The Garden of Evening Mists is a beautiful novel. It's narrated by Teoh Yun Ling, a retired Supreme Court judge who is the sole survivor of a Japanese prisoner-of-war camp. She has spent her life trying to forget the wartime horrors, but now learns that she's suffering from aphasia, a degenerative disease that makes it hard to read, write and express herself. Knowing she has about a year before she loses her memories, she wants to record her life story.
Issues of remembering, forgetting and forgiving bubble close to the surface - Teoh, terrified at the prospect of losing her ability to communicate, reflects: "For what is a person without memories? A ghost, trapped between worlds, without an identity, with no future, no past." She leaves Kuala Lumpur for the Cameron Highlands and Yugiri - a Japanese "garden of evening mists" - where she's agreed to meet a Japanese scholar writing a book about the garden's creator, Nakamura Arimoto. The narrative slips back to her youth - one of many flashbacks - when she meets Arimoto, the former gardener of Emperor Hirohito. Having fallen out with the emperor, he's moved to the Malaysian hills where he begins to build his garden. Teoh asks him to design a garden in memory of her sister who loved Japanese-style gardens and died in the camp. He refuses, but offers to teach her gardening. The novel is a meditation on memory. But while the pace is slow, the tale is anything but dull. Indeed, it's driven by mystery and as Teoh retraces her life, pushing against the aphasia, she's shocked to discover how close she's been carrying the answer to one of her big questions.
This is a novel to savour and keep on your bookshelf to reread. "You'll find a different answer on each reading," says Tan. "Your idea of people or what happened will change slightly.

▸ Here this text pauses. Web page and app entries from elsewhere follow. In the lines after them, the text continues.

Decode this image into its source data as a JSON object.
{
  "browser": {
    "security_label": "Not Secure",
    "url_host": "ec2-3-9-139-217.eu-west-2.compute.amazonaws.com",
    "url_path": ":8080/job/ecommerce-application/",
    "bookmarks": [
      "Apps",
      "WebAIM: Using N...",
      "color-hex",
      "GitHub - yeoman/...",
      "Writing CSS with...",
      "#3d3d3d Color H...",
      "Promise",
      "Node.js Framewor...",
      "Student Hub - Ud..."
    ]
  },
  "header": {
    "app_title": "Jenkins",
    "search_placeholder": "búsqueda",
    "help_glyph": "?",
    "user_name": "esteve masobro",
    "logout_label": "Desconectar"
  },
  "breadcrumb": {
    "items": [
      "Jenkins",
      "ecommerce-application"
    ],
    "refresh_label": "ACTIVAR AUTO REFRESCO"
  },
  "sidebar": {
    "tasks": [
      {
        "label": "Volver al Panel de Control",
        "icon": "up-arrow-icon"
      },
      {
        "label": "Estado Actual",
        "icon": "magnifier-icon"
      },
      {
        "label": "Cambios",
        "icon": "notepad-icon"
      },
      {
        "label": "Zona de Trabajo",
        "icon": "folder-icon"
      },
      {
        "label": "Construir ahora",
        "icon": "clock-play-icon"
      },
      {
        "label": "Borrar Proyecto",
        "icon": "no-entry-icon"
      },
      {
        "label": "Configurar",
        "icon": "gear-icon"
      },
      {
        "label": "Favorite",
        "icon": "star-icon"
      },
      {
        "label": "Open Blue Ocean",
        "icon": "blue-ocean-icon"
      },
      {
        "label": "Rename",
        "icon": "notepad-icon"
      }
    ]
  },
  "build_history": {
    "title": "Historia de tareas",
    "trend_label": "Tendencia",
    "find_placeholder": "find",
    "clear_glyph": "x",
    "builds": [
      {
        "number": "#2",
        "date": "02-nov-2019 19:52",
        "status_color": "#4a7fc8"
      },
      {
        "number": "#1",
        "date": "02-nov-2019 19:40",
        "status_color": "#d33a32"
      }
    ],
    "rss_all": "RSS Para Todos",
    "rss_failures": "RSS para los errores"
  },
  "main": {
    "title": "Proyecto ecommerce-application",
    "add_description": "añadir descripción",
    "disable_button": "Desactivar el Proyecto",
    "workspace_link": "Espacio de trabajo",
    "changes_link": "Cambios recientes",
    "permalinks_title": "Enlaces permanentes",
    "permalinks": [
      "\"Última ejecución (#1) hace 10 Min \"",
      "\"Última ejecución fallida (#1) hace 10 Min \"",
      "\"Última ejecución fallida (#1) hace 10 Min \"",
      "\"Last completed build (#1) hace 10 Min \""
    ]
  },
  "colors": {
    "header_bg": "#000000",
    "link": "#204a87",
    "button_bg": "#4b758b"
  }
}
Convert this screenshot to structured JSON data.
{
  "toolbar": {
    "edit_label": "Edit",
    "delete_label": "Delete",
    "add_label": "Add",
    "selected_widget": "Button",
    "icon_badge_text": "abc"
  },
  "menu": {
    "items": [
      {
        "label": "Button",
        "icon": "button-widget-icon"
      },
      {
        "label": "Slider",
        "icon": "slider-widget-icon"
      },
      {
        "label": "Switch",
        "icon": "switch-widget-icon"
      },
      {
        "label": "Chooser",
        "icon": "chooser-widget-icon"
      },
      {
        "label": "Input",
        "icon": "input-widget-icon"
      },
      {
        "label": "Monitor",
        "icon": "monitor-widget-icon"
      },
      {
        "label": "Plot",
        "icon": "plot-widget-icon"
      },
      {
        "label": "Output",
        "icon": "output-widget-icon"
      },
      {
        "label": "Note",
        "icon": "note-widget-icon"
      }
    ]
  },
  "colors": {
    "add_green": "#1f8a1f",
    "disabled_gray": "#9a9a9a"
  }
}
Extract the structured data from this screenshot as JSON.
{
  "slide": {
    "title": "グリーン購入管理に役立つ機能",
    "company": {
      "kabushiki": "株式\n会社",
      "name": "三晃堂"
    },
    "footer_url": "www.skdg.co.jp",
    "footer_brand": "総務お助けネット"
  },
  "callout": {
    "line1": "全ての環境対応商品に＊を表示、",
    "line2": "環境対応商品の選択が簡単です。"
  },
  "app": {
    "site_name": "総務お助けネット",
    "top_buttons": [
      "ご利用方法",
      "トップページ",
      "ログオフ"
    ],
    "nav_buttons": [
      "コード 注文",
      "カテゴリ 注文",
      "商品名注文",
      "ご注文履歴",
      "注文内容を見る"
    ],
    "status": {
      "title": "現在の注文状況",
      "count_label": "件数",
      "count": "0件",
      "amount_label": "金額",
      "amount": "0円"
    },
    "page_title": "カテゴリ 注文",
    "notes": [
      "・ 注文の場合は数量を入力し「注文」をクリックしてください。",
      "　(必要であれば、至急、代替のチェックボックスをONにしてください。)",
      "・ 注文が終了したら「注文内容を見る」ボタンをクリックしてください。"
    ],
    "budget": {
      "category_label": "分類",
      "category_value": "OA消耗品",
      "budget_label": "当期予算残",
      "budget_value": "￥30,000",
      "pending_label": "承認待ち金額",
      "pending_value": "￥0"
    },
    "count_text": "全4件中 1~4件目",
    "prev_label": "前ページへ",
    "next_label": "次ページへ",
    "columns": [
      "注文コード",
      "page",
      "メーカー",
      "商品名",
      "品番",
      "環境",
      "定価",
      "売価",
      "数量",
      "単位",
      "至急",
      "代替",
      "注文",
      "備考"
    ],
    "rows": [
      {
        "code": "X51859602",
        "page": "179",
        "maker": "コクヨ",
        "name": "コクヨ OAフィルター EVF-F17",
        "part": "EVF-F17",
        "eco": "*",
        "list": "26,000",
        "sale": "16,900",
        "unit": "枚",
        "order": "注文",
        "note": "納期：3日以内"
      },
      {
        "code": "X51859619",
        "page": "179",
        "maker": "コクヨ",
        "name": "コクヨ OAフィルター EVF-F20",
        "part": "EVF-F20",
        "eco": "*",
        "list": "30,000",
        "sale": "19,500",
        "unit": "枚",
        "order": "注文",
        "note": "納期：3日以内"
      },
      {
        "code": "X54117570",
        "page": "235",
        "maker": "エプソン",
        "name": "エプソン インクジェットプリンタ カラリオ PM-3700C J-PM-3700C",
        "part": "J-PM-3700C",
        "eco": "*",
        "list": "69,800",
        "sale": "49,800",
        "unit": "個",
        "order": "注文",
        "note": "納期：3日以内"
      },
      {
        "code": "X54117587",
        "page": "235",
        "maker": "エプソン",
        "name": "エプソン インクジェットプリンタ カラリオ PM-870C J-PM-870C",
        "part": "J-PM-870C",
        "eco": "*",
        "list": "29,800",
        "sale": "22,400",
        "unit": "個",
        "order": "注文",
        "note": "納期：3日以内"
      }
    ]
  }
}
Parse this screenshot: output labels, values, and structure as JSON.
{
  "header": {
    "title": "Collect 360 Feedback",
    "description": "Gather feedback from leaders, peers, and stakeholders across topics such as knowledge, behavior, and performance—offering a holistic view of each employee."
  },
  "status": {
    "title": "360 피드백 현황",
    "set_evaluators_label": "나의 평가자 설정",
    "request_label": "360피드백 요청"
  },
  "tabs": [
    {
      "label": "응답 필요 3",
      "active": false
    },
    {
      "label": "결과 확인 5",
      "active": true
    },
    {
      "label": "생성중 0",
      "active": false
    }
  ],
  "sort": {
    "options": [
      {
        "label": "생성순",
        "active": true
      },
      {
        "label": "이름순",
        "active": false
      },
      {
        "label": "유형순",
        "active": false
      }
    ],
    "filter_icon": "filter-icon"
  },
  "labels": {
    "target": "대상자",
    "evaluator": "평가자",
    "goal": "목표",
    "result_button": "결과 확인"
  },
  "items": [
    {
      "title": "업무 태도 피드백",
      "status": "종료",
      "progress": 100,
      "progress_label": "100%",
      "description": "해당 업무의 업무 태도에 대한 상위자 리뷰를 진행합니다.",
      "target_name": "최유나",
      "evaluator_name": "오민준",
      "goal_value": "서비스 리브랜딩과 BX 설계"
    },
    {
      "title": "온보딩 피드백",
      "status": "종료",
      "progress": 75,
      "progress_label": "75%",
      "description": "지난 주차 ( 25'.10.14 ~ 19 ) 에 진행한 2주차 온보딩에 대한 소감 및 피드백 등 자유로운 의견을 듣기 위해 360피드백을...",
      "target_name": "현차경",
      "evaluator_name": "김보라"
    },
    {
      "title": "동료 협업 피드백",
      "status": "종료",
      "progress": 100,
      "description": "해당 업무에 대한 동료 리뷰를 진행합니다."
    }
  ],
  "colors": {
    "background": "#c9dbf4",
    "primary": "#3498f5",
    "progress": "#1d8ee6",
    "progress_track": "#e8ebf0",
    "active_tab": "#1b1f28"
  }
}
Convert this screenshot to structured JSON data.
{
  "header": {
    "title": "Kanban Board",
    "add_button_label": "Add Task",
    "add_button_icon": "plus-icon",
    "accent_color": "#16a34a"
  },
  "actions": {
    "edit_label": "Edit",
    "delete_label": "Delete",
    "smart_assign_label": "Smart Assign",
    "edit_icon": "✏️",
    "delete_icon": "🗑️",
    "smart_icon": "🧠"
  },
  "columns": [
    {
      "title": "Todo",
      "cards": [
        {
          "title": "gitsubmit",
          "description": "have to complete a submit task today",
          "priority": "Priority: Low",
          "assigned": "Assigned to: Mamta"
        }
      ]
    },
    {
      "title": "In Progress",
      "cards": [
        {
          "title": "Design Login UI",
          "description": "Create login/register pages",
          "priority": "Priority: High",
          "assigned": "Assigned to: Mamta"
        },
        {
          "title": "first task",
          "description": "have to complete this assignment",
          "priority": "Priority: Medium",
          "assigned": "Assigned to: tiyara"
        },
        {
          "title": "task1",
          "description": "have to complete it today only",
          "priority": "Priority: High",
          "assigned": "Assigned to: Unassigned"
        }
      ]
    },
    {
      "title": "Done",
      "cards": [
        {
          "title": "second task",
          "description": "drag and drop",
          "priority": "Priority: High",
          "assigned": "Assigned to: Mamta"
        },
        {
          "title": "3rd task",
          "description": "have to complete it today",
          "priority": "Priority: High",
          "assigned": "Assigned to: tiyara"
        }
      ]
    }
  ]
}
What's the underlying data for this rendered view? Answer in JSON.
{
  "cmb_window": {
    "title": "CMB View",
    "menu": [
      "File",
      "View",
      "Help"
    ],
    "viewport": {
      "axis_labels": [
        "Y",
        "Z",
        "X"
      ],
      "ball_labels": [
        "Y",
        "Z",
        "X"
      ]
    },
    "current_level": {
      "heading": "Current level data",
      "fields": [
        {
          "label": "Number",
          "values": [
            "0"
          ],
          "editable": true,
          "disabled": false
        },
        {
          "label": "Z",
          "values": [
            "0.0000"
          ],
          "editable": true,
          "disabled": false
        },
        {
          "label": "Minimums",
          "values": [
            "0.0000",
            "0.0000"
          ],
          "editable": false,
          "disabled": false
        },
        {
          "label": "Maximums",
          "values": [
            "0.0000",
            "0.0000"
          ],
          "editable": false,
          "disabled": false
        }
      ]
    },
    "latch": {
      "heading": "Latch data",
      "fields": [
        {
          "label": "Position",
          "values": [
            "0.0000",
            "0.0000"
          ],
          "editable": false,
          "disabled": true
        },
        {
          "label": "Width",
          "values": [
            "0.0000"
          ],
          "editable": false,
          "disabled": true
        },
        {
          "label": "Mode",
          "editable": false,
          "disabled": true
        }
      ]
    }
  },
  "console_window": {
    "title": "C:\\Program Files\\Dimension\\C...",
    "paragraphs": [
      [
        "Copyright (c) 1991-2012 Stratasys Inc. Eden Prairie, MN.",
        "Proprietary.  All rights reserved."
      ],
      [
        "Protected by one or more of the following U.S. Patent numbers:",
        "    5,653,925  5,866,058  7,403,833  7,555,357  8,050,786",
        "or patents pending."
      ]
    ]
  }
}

I hope so."
He has done a little revisiting of his own. Before coming to Hong Kong, he visited Kuala Lumpur and his old law firm. "I met one of the senior partners. I respect him, he's a very intelligent guy, and he asked me: 'Are you much happier?' I said: 'Yes, I am, and thank you for asking.' I was touched by it."
And that was before he won the Man Asian Literary Prize and US$30,000 along with the prestige and increased book sales. Tan is indeed a happy man.